• **Data records for software interfaces**:
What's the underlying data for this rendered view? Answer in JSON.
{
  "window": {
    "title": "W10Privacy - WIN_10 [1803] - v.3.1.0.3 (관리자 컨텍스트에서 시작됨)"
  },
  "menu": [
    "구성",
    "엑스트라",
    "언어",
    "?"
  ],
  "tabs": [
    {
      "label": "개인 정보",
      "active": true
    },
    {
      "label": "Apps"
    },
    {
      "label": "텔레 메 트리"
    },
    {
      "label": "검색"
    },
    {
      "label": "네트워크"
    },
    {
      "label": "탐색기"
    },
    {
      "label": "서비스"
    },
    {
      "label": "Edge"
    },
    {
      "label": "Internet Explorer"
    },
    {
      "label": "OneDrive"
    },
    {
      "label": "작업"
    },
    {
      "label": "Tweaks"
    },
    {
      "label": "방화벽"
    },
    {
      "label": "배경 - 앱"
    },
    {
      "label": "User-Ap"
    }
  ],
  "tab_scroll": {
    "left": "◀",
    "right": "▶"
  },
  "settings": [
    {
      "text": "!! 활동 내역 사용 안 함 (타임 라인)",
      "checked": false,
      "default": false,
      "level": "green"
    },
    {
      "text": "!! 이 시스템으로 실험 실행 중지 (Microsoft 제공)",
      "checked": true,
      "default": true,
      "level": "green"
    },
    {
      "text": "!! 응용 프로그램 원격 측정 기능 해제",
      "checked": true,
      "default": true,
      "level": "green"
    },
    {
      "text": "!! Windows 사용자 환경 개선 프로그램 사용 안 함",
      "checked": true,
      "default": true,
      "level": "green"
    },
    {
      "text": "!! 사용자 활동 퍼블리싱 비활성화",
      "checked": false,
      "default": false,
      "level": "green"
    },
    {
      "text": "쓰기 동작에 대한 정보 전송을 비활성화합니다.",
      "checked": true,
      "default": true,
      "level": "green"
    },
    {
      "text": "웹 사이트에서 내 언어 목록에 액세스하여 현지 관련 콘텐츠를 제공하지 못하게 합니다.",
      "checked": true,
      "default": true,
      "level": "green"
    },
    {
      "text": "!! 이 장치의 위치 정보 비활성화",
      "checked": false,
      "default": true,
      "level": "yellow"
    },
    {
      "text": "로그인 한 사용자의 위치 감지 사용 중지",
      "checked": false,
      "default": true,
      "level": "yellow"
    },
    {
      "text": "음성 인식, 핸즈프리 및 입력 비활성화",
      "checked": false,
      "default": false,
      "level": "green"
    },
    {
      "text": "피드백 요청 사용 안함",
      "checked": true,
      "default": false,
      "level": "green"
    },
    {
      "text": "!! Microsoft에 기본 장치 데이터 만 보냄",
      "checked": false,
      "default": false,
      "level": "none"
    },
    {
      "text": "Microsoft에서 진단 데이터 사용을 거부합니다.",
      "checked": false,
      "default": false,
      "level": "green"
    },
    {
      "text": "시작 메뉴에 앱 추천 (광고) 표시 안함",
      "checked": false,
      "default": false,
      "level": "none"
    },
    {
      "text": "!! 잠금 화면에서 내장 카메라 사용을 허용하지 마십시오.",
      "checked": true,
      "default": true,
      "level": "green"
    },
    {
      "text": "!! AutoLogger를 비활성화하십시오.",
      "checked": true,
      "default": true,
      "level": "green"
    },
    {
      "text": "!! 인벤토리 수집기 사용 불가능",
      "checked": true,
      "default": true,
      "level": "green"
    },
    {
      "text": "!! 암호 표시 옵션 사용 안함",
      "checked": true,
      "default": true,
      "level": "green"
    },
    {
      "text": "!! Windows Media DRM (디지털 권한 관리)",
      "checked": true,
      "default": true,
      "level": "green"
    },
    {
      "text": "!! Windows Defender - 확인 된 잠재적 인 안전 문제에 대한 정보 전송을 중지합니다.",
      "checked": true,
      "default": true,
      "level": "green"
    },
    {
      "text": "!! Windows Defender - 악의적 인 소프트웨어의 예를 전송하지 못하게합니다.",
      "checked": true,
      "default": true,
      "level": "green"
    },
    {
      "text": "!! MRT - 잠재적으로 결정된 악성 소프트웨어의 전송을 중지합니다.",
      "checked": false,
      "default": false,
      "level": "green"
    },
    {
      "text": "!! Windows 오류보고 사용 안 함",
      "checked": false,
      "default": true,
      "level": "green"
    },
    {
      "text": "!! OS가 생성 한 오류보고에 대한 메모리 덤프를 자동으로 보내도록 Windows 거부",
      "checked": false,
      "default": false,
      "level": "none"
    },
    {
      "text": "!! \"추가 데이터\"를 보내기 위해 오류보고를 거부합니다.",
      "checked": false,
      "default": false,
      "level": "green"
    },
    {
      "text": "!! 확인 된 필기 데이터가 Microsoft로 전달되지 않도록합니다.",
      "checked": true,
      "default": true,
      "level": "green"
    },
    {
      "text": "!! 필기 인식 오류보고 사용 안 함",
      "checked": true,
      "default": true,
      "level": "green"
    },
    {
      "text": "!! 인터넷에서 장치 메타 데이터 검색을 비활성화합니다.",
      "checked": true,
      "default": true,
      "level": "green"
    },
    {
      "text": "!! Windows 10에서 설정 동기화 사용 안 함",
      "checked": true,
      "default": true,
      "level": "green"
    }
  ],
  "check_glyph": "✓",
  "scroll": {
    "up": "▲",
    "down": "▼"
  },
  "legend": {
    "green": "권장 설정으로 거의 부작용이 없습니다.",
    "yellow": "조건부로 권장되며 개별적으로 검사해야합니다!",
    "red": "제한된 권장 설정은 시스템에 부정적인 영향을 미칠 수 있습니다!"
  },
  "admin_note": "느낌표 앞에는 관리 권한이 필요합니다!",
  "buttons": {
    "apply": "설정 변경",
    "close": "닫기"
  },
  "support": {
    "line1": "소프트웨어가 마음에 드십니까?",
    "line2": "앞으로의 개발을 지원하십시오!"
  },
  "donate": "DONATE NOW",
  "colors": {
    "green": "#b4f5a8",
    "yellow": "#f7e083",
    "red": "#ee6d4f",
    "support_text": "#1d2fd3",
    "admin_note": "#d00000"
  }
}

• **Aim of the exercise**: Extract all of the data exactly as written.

• **The answer**:
What's the underlying data for this rendered view? Answer in JSON.
{
  "window": {
    "title": "W10Privacy - WIN_10 [1803] - v.3.1.0.3 (관리자 컨텍스트에서 시작됨)"
  },
  "menu": [
    "구성",
    "엑스트라",
    "언어",
    "?"
  ],
  "tabs": [
    {
      "label": "개인 정보",
      "active": true
    },
    {
      "label": "Apps"
    },
    {
      "label": "텔레 메 트리"
    },
    {
      "label": "검색"
    },
    {
      "label": "네트워크"
    },
    {
      "label": "탐색기"
    },
    {
      "label": "서비스"
    },
    {
      "label": "Edge"
    },
    {
      "label": "Internet Explorer"
    },
    {
      "label": "OneDrive"
    },
    {
      "label": "작업"
    },
    {
      "label": "Tweaks"
    },
    {
      "label": "방화벽"
    },
    {
      "label": "배경 - 앱"
    },
    {
      "label": "User-Ap"
    }
  ],
  "tab_scroll": {
    "left": "◀",
    "right": "▶"
  },
  "settings": [
    {
      "text": "!! 활동 내역 사용 안 함 (타임 라인)",
      "checked": false,
      "default": false,
      "level": "green"
    },
    {
      "text": "!! 이 시스템으로 실험 실행 중지 (Microsoft 제공)",
      "checked": true,
      "default": true,
      "level": "green"
    },
    {
      "text": "!! 응용 프로그램 원격 측정 기능 해제",
      "checked": true,
      "default": true,
      "level": "green"
    },
    {
      "text": "!! Windows 사용자 환경 개선 프로그램 사용 안 함",
      "checked": true,
      "default": true,
      "level": "green"
    },
    {
      "text": "!! 사용자 활동 퍼블리싱 비활성화",
      "checked": false,
      "default": false,
      "level": "green"
    },
    {
      "text": "쓰기 동작에 대한 정보 전송을 비활성화합니다.",
      "checked": true,
      "default": true,
      "level": "green"
    },
    {
      "text": "웹 사이트에서 내 언어 목록에 액세스하여 현지 관련 콘텐츠를 제공하지 못하게 합니다.",
      "checked": true,
      "default": true,
      "level": "green"
    },
    {
      "text": "!! 이 장치의 위치 정보 비활성화",
      "checked": false,
      "default": true,
      "level": "yellow"
    },
    {
      "text": "로그인 한 사용자의 위치 감지 사용 중지",
      "checked": false,
      "default": true,
      "level": "yellow"
    },
    {
      "text": "음성 인식, 핸즈프리 및 입력 비활성화",
      "checked": false,
      "default": false,
      "level": "green"
    },
    {
      "text": "피드백 요청 사용 안함",
      "checked": true,
      "default": false,
      "level": "green"
    },
    {
      "text": "!! Microsoft에 기본 장치 데이터 만 보냄",
      "checked": false,
      "default": false,
      "level": "none"
    },
    {
      "text": "Microsoft에서 진단 데이터 사용을 거부합니다.",
      "checked": false,
      "default": false,
      "level": "green"
    },
    {
      "text": "시작 메뉴에 앱 추천 (광고) 표시 안함",
      "checked": false,
      "default": false,
      "level": "none"
    },
    {
      "text": "!! 잠금 화면에서 내장 카메라 사용을 허용하지 마십시오.",
      "checked": true,
      "default": true,
      "level": "green"
    },
    {
      "text": "!! AutoLogger를 비활성화하십시오.",
      "checked": true,
      "default": true,
      "level": "green"
    },
    {
      "text": "!! 인벤토리 수집기 사용 불가능",
      "checked": true,
      "default": true,
      "level": "green"
    },
    {
      "text": "!! 암호 표시 옵션 사용 안함",
      "checked": true,
      "default": true,
      "level": "green"
    },
    {
      "text": "!! Windows Media DRM (디지털 권한 관리)",
      "checked": true,
      "default": true,
      "level": "green"
    },
    {
      "text": "!! Windows Defender - 확인 된 잠재적 인 안전 문제에 대한 정보 전송을 중지합니다.",
      "checked": true,
      "default": true,
      "level": "green"
    },
    {
      "text": "!! Windows Defender - 악의적 인 소프트웨어의 예를 전송하지 못하게합니다.",
      "checked": true,
      "default": true,
      "level": "green"
    },
    {
      "text": "!! MRT - 잠재적으로 결정된 악성 소프트웨어의 전송을 중지합니다.",
      "checked": false,
      "default": false,
      "level": "green"
    },
    {
      "text": "!! Windows 오류보고 사용 안 함",
      "checked": false,
      "default": true,
      "level": "green"
    },
    {
      "text": "!! OS가 생성 한 오류보고에 대한 메모리 덤프를 자동으로 보내도록 Windows 거부",
      "checked": false,
      "default": false,
      "level": "none"
    },
    {
      "text": "!! \"추가 데이터\"를 보내기 위해 오류보고를 거부합니다.",
      "checked": false,
      "default": false,
      "level": "green"
    },
    {
      "text": "!! 확인 된 필기 데이터가 Microsoft로 전달되지 않도록합니다.",
      "checked": true,
      "default": true,
      "level": "green"
    },
    {
      "text": "!! 필기 인식 오류보고 사용 안 함",
      "checked": true,
      "default": true,
      "level": "green"
    },
    {
      "text": "!! 인터넷에서 장치 메타 데이터 검색을 비활성화합니다.",
      "checked": true,
      "default": true,
      "level": "green"
    },
    {
      "text": "!! Windows 10에서 설정 동기화 사용 안 함",
      "checked": true,
      "default": true,
      "level": "green"
    }
  ],
  "check_glyph": "✓",
  "scroll": {
    "up": "▲",
    "down": "▼"
  },
  "legend": {
    "green": "권장 설정으로 거의 부작용이 없습니다.",
    "yellow": "조건부로 권장되며 개별적으로 검사해야합니다!",
    "red": "제한된 권장 설정은 시스템에 부정적인 영향을 미칠 수 있습니다!"
  },
  "admin_note": "느낌표 앞에는 관리 권한이 필요합니다!",
  "buttons": {
    "apply": "설정 변경",
    "close": "닫기"
  },
  "support": {
    "line1": "소프트웨어가 마음에 드십니까?",
    "line2": "앞으로의 개발을 지원하십시오!"
  },
  "donate": "DONATE NOW",
  "colors": {
    "green": "#b4f5a8",
    "yellow": "#f7e083",
    "red": "#ee6d4f",
    "support_text": "#1d2fd3",
    "admin_note": "#d00000"
  }
}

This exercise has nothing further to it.